**Exercise goal:**
Each entry that follows is to be copied exactly, minus any pictures.

--*--

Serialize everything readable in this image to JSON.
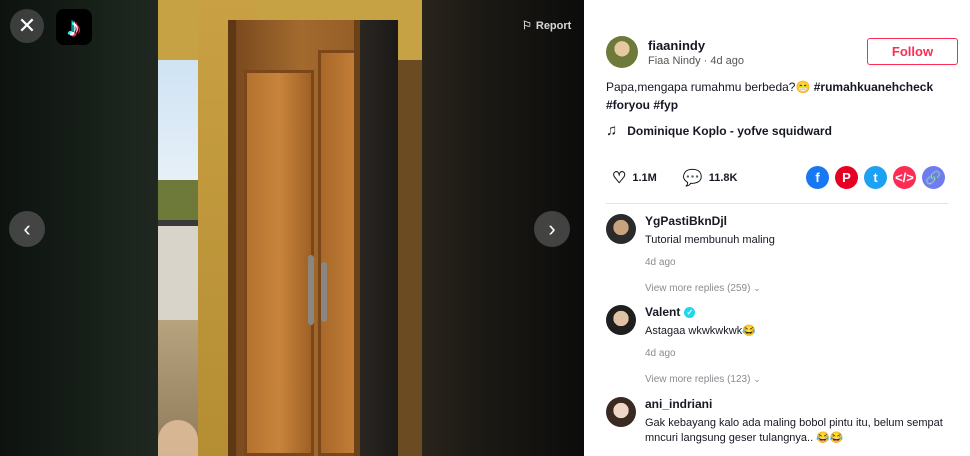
{
  "player": {
    "close_icon": "close-icon",
    "logo_icon": "tiktok-logo",
    "report_label": "Report",
    "prev_icon": "chevron-left-icon",
    "next_icon": "chevron-right-icon"
  },
  "post": {
    "username": "fiaanindy",
    "display_line": "Fiaa Nindy · 4d ago",
    "follow_label": "Follow",
    "caption_text": "Papa,mengapa rumahmu berbeda?😁 ",
    "hashtags": [
      "#rumahkuanehcheck",
      "#foryou",
      "#fyp"
    ],
    "music": "Dominique Koplo - yofve squidward",
    "likes": "1.1M",
    "comments": "11.8K",
    "share_colors": {
      "facebook": "#1877f2",
      "pinterest": "#e60023",
      "twitter": "#1da1f2",
      "embed": "#fe2c55",
      "link": "#6f7cf0"
    }
  },
  "comments": [
    {
      "user": "YgPastiBknDjl",
      "text": "Tutorial membunuh maling",
      "time": "4d ago",
      "more": "View more replies (259)",
      "verified": false
    },
    {
      "user": "Valent",
      "text": "Astagaa wkwkwkwk😂",
      "time": "4d ago",
      "more": "View more replies (123)",
      "verified": true
    },
    {
      "user": "ani_indriani",
      "text": "Gak kebayang kalo ada maling bobol pintu itu, belum sempat mncuri langsung geser tulangnya.. 😂😂",
      "time": "",
      "more": "",
      "verified": false
    }
  ]
}
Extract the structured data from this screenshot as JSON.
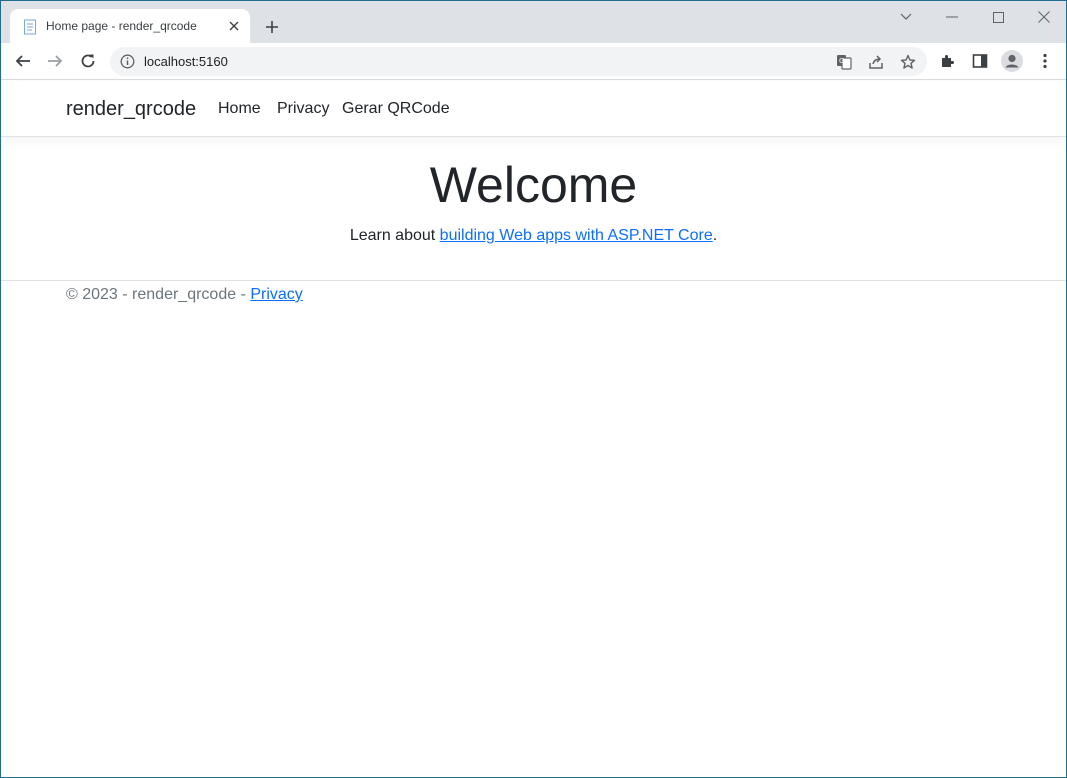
{
  "browser": {
    "tab_title": "Home page - render_qrcode",
    "url": "localhost:5160"
  },
  "navbar": {
    "brand": "render_qrcode",
    "links": [
      "Home",
      "Privacy",
      "Gerar QRCode"
    ]
  },
  "main": {
    "heading": "Welcome",
    "learn_prefix": "Learn about ",
    "learn_link": "building Web apps with ASP.NET Core",
    "learn_suffix": "."
  },
  "footer": {
    "text": "© 2023 - render_qrcode - ",
    "privacy_link": "Privacy"
  },
  "colors": {
    "link": "#0d6efd",
    "tabstrip": "#dee1e6",
    "omnibox": "#f1f3f4"
  },
  "icons": {
    "tab_favicon": "page-icon",
    "tab_close": "close-icon",
    "new_tab": "plus-icon",
    "back": "back-arrow-icon",
    "forward": "forward-arrow-icon",
    "reload": "reload-icon",
    "site_info": "info-icon",
    "translate": "translate-icon",
    "share": "share-icon",
    "bookmark": "star-icon",
    "extensions": "puzzle-icon",
    "side_panel": "side-panel-icon",
    "profile": "avatar-icon",
    "menu": "kebab-menu-icon"
  }
}
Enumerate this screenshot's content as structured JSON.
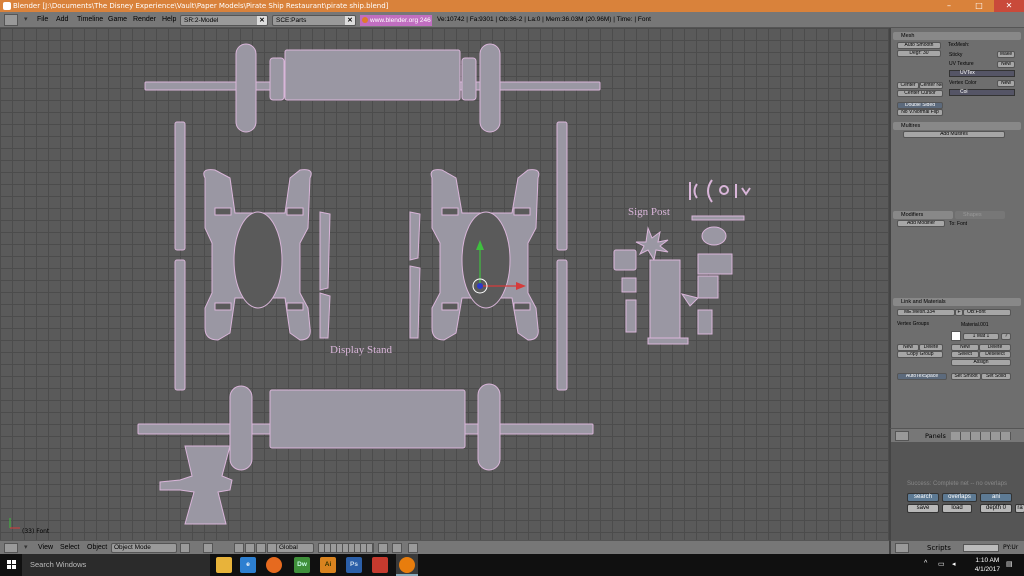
{
  "window": {
    "title": "Blender [J:\\Documents\\The Disney Experience\\Vault\\Paper Models\\Pirate Ship Restaurant\\pirate ship.blend]",
    "controls": [
      "–",
      "□",
      "✕"
    ]
  },
  "menu": {
    "items": [
      "File",
      "Add",
      "Timeline",
      "Game",
      "Render",
      "Help"
    ],
    "screen_field": "SR:2-Model",
    "scene_field": "SCE:Parts",
    "url": "www.blender.org 246",
    "stats": "Ve:10742 | Fa:9301 | Ob:36-2 | La:0  | Mem:36.03M (20.96M) | Time: | Font"
  },
  "viewport": {
    "label_display_stand": "Display Stand",
    "label_sign_post": "Sign Post",
    "object_label": "(33) Font"
  },
  "viewport_header": {
    "menus": [
      "View",
      "Select",
      "Object"
    ],
    "mode": "Object Mode",
    "orientation": "Global"
  },
  "panels": {
    "mesh": {
      "title": "Mesh",
      "auto_smooth": "Auto Smooth",
      "degr": "Degr: 30",
      "texmesh_label": "TexMesh:",
      "sticky": "Sticky",
      "sticky_btn": "Make",
      "uv_texture": "UV Texture",
      "uv_new": "New",
      "uv_value": "UVTex",
      "vertex_color": "Vertex Color",
      "vc_new": "New",
      "vc_value": "Col",
      "center": "Center",
      "center_new": "Center New",
      "center_cursor": "Center Cursor",
      "double_sided": "Double Sided",
      "no_normal_flip": "No V.Normal Flip"
    },
    "multires": {
      "title": "Multires",
      "add": "Add Multires"
    },
    "modifiers": {
      "title": "Modifiers",
      "tab2": "Shapes",
      "add": "Add Modifier",
      "to": "To: Font"
    },
    "link": {
      "title": "Link and Materials",
      "me": "ME:Mesh.334",
      "f": "F",
      "ob": "OB:Font",
      "vertex_groups": "Vertex Groups",
      "material": "Material.001",
      "mat_slot": "1 Mat 1",
      "mat_q": "?",
      "new": "New",
      "delete": "Delete",
      "copy_group": "Copy Group",
      "new2": "New",
      "delete2": "Delete",
      "select": "Select",
      "deselect": "Deselect",
      "assign": "Assign",
      "autotex": "AutoTexSpace",
      "set_smooth": "Set Smoot",
      "set_solid": "Set Solid"
    }
  },
  "panels_header": {
    "label": "Panels"
  },
  "script": {
    "message": "Success: Complete net -- no overlaps",
    "search": "search",
    "overlaps": "overlaps",
    "ani": "ani",
    "save": "save",
    "load": "load",
    "depth": "depth 0",
    "ra": "ra"
  },
  "scripts_header": {
    "label": "Scripts",
    "pyur": "PY:Ur"
  },
  "taskbar": {
    "search_placeholder": "Search Windows",
    "time": "1:10 AM",
    "date": "4/1/2017",
    "apps": [
      {
        "name": "file-explorer-icon",
        "label": "",
        "color": "#e8b33a"
      },
      {
        "name": "edge-icon",
        "label": "e",
        "color": "#2d7fd0"
      },
      {
        "name": "firefox-icon",
        "label": "",
        "color": "#e66a1f"
      },
      {
        "name": "dreamweaver-icon",
        "label": "Dw",
        "color": "#3f8f3a"
      },
      {
        "name": "illustrator-icon",
        "label": "Ai",
        "color": "#d9831f"
      },
      {
        "name": "photoshop-icon",
        "label": "Ps",
        "color": "#2b5fa8"
      },
      {
        "name": "acrobat-icon",
        "label": "",
        "color": "#c63a2e"
      },
      {
        "name": "blender-icon",
        "label": "",
        "color": "#e87d0d"
      }
    ]
  },
  "colors": {
    "part_fill": "#9a97a3",
    "part_stroke": "#d9b5d9",
    "accent": "#d9823b"
  }
}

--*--

**Result of this exercise:**
Serialize everything readable in this image to JSON.
{
  "player": {
    "close_icon": "close-icon",
    "logo_icon": "tiktok-logo",
    "report_label": "Report",
    "prev_icon": "chevron-left-icon",
    "next_icon": "chevron-right-icon"
  },
  "post": {
    "username": "fiaanindy",
    "display_line": "Fiaa Nindy · 4d ago",
    "follow_label": "Follow",
    "caption_text": "Papa,mengapa rumahmu berbeda?😁 ",
    "hashtags": [
      "#rumahkuanehcheck",
      "#foryou",
      "#fyp"
    ],
    "music": "Dominique Koplo - yofve squidward",
    "likes": "1.1M",
    "comments": "11.8K",
    "share_colors": {
      "facebook": "#1877f2",
      "pinterest": "#e60023",
      "twitter": "#1da1f2",
      "embed": "#fe2c55",
      "link": "#6f7cf0"
    }
  },
  "comments": [
    {
      "user": "YgPastiBknDjl",
      "text": "Tutorial membunuh maling",
      "time": "4d ago",
      "more": "View more replies (259)",
      "verified": false
    },
    {
      "user": "Valent",
      "text": "Astagaa wkwkwkwk😂",
      "time": "4d ago",
      "more": "View more replies (123)",
      "verified": true
    },
    {
      "user": "ani_indriani",
      "text": "Gak kebayang kalo ada maling bobol pintu itu, belum sempat mncuri langsung geser tulangnya.. 😂😂",
      "time": "",
      "more": "",
      "verified": false
    }
  ]
}
Extract the structured data from this screenshot as JSON.
{
  "browser": {
    "tab_title": "Home page - render_qrcode",
    "url": "localhost:5160"
  },
  "navbar": {
    "brand": "render_qrcode",
    "links": [
      "Home",
      "Privacy",
      "Gerar QRCode"
    ]
  },
  "main": {
    "heading": "Welcome",
    "learn_prefix": "Learn about ",
    "learn_link": "building Web apps with ASP.NET Core",
    "learn_suffix": "."
  },
  "footer": {
    "text": "© 2023 - render_qrcode - ",
    "privacy_link": "Privacy"
  },
  "colors": {
    "link": "#0d6efd",
    "tabstrip": "#dee1e6",
    "omnibox": "#f1f3f4"
  },
  "icons": {
    "tab_favicon": "page-icon",
    "tab_close": "close-icon",
    "new_tab": "plus-icon",
    "back": "back-arrow-icon",
    "forward": "forward-arrow-icon",
    "reload": "reload-icon",
    "site_info": "info-icon",
    "translate": "translate-icon",
    "share": "share-icon",
    "bookmark": "star-icon",
    "extensions": "puzzle-icon",
    "side_panel": "side-panel-icon",
    "profile": "avatar-icon",
    "menu": "kebab-menu-icon"
  }
}
Enumerate this screenshot's content as structured JSON.
{
  "window": {
    "title": "Blender [J:\\Documents\\The Disney Experience\\Vault\\Paper Models\\Pirate Ship Restaurant\\pirate ship.blend]",
    "controls": [
      "–",
      "□",
      "✕"
    ]
  },
  "menu": {
    "items": [
      "File",
      "Add",
      "Timeline",
      "Game",
      "Render",
      "Help"
    ],
    "screen_field": "SR:2-Model",
    "scene_field": "SCE:Parts",
    "url": "www.blender.org 246",
    "stats": "Ve:10742 | Fa:9301 | Ob:36-2 | La:0  | Mem:36.03M (20.96M) | Time: | Font"
  },
  "viewport": {
    "label_display_stand": "Display Stand",
    "label_sign_post": "Sign Post",
    "object_label": "(33) Font"
  },
  "viewport_header": {
    "menus": [
      "View",
      "Select",
      "Object"
    ],
    "mode": "Object Mode",
    "orientation": "Global"
  },
  "panels": {
    "mesh": {
      "title": "Mesh",
      "auto_smooth": "Auto Smooth",
      "degr": "Degr: 30",
      "texmesh_label": "TexMesh:",
      "sticky": "Sticky",
      "sticky_btn": "Make",
      "uv_texture": "UV Texture",
      "uv_new": "New",
      "uv_value": "UVTex",
      "vertex_color": "Vertex Color",
      "vc_new": "New",
      "vc_value": "Col",
      "center": "Center",
      "center_new": "Center New",
      "center_cursor": "Center Cursor",
      "double_sided": "Double Sided",
      "no_normal_flip": "No V.Normal Flip"
    },
    "multires": {
      "title": "Multires",
      "add": "Add Multires"
    },
    "modifiers": {
      "title": "Modifiers",
      "tab2": "Shapes",
      "add": "Add Modifier",
      "to": "To: Font"
    },
    "link": {
      "title": "Link and Materials",
      "me": "ME:Mesh.334",
      "f": "F",
      "ob": "OB:Font",
      "vertex_groups": "Vertex Groups",
      "material": "Material.001",
      "mat_slot": "1 Mat 1",
      "mat_q": "?",
      "new": "New",
      "delete": "Delete",
      "copy_group": "Copy Group",
      "new2": "New",
      "delete2": "Delete",
      "select": "Select",
      "deselect": "Deselect",
      "assign": "Assign",
      "autotex": "AutoTexSpace",
      "set_smooth": "Set Smoot",
      "set_solid": "Set Solid"
    }
  },
  "panels_header": {
    "label": "Panels"
  },
  "script": {
    "message": "Success: Complete net -- no overlaps",
    "search": "search",
    "overlaps": "overlaps",
    "ani": "ani",
    "save": "save",
    "load": "load",
    "depth": "depth 0",
    "ra": "ra"
  },
  "scripts_header": {
    "label": "Scripts",
    "pyur": "PY:Ur"
  },
  "taskbar": {
    "search_placeholder": "Search Windows",
    "time": "1:10 AM",
    "date": "4/1/2017",
    "apps": [
      {
        "name": "file-explorer-icon",
        "label": "",
        "color": "#e8b33a"
      },
      {
        "name": "edge-icon",
        "label": "e",
        "color": "#2d7fd0"
      },
      {
        "name": "firefox-icon",
        "label": "",
        "color": "#e66a1f"
      },
      {
        "name": "dreamweaver-icon",
        "label": "Dw",
        "color": "#3f8f3a"
      },
      {
        "name": "illustrator-icon",
        "label": "Ai",
        "color": "#d9831f"
      },
      {
        "name": "photoshop-icon",
        "label": "Ps",
        "color": "#2b5fa8"
      },
      {
        "name": "acrobat-icon",
        "label": "",
        "color": "#c63a2e"
      },
      {
        "name": "blender-icon",
        "label": "",
        "color": "#e87d0d"
      }
    ]
  },
  "colors": {
    "part_fill": "#9a97a3",
    "part_stroke": "#d9b5d9",
    "accent": "#d9823b"
  }
}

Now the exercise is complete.